Data items:
____
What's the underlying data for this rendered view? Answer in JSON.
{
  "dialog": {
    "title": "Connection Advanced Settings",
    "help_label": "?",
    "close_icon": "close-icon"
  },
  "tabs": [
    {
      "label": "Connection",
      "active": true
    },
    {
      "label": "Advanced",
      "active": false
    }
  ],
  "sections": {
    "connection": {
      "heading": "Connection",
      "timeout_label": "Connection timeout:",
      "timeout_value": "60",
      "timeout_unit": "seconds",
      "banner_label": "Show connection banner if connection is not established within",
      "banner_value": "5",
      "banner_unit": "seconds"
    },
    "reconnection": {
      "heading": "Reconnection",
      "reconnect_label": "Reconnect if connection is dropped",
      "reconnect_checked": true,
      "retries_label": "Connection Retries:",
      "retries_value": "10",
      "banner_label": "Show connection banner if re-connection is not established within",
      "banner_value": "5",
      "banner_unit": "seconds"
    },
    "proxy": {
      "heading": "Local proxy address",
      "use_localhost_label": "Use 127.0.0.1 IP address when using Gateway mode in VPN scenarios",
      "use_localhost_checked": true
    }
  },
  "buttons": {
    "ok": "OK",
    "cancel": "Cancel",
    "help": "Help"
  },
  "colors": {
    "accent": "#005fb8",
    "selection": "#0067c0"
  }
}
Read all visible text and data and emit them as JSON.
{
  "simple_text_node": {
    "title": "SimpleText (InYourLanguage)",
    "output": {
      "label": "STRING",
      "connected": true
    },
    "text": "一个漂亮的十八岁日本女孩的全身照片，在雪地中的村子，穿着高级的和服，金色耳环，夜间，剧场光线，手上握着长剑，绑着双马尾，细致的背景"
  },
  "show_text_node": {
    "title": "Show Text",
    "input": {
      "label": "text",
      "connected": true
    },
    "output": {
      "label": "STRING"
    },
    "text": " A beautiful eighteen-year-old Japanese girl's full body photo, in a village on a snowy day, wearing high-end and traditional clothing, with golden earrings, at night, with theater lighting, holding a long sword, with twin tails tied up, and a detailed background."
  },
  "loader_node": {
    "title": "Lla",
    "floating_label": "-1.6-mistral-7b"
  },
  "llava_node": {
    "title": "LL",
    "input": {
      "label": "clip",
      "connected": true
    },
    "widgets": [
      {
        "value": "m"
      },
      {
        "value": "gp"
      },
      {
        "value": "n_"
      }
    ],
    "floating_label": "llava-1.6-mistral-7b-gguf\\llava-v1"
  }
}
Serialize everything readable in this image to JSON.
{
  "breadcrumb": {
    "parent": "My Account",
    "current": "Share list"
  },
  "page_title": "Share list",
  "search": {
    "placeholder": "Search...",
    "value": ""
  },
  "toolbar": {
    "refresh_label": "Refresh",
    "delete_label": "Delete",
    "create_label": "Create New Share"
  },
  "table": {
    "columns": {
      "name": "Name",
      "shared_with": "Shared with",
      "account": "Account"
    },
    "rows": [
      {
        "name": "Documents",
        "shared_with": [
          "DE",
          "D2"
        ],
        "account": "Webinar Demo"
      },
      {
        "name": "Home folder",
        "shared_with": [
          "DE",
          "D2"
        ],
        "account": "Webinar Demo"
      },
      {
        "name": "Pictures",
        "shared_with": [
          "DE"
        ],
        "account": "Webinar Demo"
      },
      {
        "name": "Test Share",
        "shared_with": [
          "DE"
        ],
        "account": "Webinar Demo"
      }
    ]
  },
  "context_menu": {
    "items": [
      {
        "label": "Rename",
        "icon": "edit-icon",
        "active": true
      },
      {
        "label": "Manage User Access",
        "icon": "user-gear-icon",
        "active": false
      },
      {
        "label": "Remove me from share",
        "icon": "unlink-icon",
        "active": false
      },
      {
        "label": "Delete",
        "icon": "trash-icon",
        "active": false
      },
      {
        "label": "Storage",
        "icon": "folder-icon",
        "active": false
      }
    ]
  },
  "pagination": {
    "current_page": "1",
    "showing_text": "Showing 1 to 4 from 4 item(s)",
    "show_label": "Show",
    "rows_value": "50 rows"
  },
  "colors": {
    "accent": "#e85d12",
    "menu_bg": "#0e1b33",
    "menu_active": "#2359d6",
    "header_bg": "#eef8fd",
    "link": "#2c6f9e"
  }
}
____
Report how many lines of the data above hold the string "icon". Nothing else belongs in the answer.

TASK ANSWER - 6